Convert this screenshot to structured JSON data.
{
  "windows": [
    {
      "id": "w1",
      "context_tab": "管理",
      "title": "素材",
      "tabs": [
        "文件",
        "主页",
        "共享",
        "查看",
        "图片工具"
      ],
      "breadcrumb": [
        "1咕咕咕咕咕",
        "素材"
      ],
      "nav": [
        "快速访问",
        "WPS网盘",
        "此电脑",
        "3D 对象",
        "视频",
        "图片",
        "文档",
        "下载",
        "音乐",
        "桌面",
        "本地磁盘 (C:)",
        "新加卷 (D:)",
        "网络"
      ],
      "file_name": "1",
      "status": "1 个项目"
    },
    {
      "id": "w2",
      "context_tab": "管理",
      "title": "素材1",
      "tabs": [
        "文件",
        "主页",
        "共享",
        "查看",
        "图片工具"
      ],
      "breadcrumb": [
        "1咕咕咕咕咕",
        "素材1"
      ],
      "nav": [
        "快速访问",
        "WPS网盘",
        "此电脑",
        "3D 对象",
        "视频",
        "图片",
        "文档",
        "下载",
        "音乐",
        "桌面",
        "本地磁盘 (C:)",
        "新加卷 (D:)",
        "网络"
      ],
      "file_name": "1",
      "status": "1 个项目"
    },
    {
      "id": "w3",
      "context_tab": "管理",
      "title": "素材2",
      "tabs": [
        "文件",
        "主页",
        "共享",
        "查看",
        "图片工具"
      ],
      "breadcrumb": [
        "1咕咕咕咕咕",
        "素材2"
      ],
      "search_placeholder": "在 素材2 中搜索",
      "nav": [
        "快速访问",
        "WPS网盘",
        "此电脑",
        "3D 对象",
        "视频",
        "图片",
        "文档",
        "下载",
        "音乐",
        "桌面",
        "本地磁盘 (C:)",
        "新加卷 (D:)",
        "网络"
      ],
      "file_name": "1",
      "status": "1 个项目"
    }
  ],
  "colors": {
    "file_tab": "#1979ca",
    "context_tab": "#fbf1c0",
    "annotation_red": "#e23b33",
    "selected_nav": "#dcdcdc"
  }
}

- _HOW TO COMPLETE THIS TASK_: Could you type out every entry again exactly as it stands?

- _WRITTEN SOLUTION_:
Convert this screenshot to structured JSON data.
{
  "windows": [
    {
      "id": "w1",
      "context_tab": "管理",
      "title": "素材",
      "tabs": [
        "文件",
        "主页",
        "共享",
        "查看",
        "图片工具"
      ],
      "breadcrumb": [
        "1咕咕咕咕咕",
        "素材"
      ],
      "nav": [
        "快速访问",
        "WPS网盘",
        "此电脑",
        "3D 对象",
        "视频",
        "图片",
        "文档",
        "下载",
        "音乐",
        "桌面",
        "本地磁盘 (C:)",
        "新加卷 (D:)",
        "网络"
      ],
      "file_name": "1",
      "status": "1 个项目"
    },
    {
      "id": "w2",
      "context_tab": "管理",
      "title": "素材1",
      "tabs": [
        "文件",
        "主页",
        "共享",
        "查看",
        "图片工具"
      ],
      "breadcrumb": [
        "1咕咕咕咕咕",
        "素材1"
      ],
      "nav": [
        "快速访问",
        "WPS网盘",
        "此电脑",
        "3D 对象",
        "视频",
        "图片",
        "文档",
        "下载",
        "音乐",
        "桌面",
        "本地磁盘 (C:)",
        "新加卷 (D:)",
        "网络"
      ],
      "file_name": "1",
      "status": "1 个项目"
    },
    {
      "id": "w3",
      "context_tab": "管理",
      "title": "素材2",
      "tabs": [
        "文件",
        "主页",
        "共享",
        "查看",
        "图片工具"
      ],
      "breadcrumb": [
        "1咕咕咕咕咕",
        "素材2"
      ],
      "search_placeholder": "在 素材2 中搜索",
      "nav": [
        "快速访问",
        "WPS网盘",
        "此电脑",
        "3D 对象",
        "视频",
        "图片",
        "文档",
        "下载",
        "音乐",
        "桌面",
        "本地磁盘 (C:)",
        "新加卷 (D:)",
        "网络"
      ],
      "file_name": "1",
      "status": "1 个项目"
    }
  ],
  "colors": {
    "file_tab": "#1979ca",
    "context_tab": "#fbf1c0",
    "annotation_red": "#e23b33",
    "selected_nav": "#dcdcdc"
  }
}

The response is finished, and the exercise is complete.